I grew up with railroad tracks running behind my house. I cannot remember a time that I could go to sleep without hearing the clackity-clack of the wheels on the tracks, boxcar after boxcar rumbling by in the dark.
Some years ago, I lived even closer to the tracks in Colorado. They ran about thirty feet away from my home. They didn’t often run at night like they did in my old North Carolina home, but they did have some things in common.
- No train ever moved without knowing where it was going. Those tracks are there for a reason. Forward-thinking individuals envisioned destinations, planned the way, built the structure, cleared obstacles, and set in motion journey after journey that impacts the lives of thousands of people every day.
- Except for the tragic, every train arrives at its destination. Unless a train goes off its tracks, hits an obstacle on the tracks, or runs out of fuel, it will arrive at its destination. It knows where it is going and how it will get there. It knows what potential problems may arise, and often where to expect them (we call them “railroad crossings”). And with apologies to an air conditioner company, “it’s hard to stop a train”.
- Except for the dying, every train journeys toward a new destination. Sometimes, a train is put out of its misery. It has traveled hard and long, and repairs to make it functional are simply not worth the expense. Otherwise, every train gets set on a new journey as soon as the present one is completed.
Churches could learn a lot from trains.
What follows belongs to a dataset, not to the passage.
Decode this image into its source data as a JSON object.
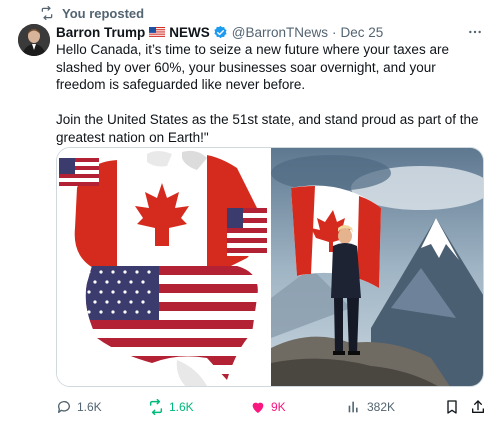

- No church ever moved without knowing where it was going. Oh, there is the illusion of movement, but running in circles is not really going anywhere. It is not only possible, but it is Biblical for the leaders of a church to know where God wants them to go, if only for the current journey. It is possible to envision destinations, plan the way, build the structure, clear obstacles, and set in motion journey after journey that impacts the lives of thousands of people every day. The apostles did it following Jesus’ teaching, and the scripture reports that these unlearned men “turned the world upside down” (Acts 17:6, ASV). They knew where they were going, the followed a plan, built the church structure, cleared obstacles, and set in motion the journey that has resulted in generations of new disciples for Christ. However, in the United States, thousands of churches each year reach no one for Christ. Thousands each year reach one or two. These thousands and many thousands more reach people accidentally. There is no plan and no structure. But even running in circles tends to stir up the occasional accidental opportunity.
- Except for tragedy, every church can arrive at its destination. There really are only a few reasons why churches don’t arrive at God’s plan. And it is a tragedy when they don’t. Churches that are on track are not surprised by the occasional obstacle. In fact, they have predicted it, planned for it, and deal with it appropriately. They know where they are going, how many resources it will take to arrive, and they have a plan to work these things together for that good journey. A church headed in God’s direction is hard to stop. Unfortunately, it’s also hard to stop one that is running in circles.
- Except for the dying, every church journeys toward a new destination. Sometimes, a church does run out of track. But unlike trains, churches don’t have to be “retired”. Trains only have two choices: continue to new destinations or retire. Nobody wants a train that just sits on the tracks blocking traffic or runs in circles. These are not the purpose of a train. Sitting and circles are really just the first stages of running out track.
The well-trained stay on track.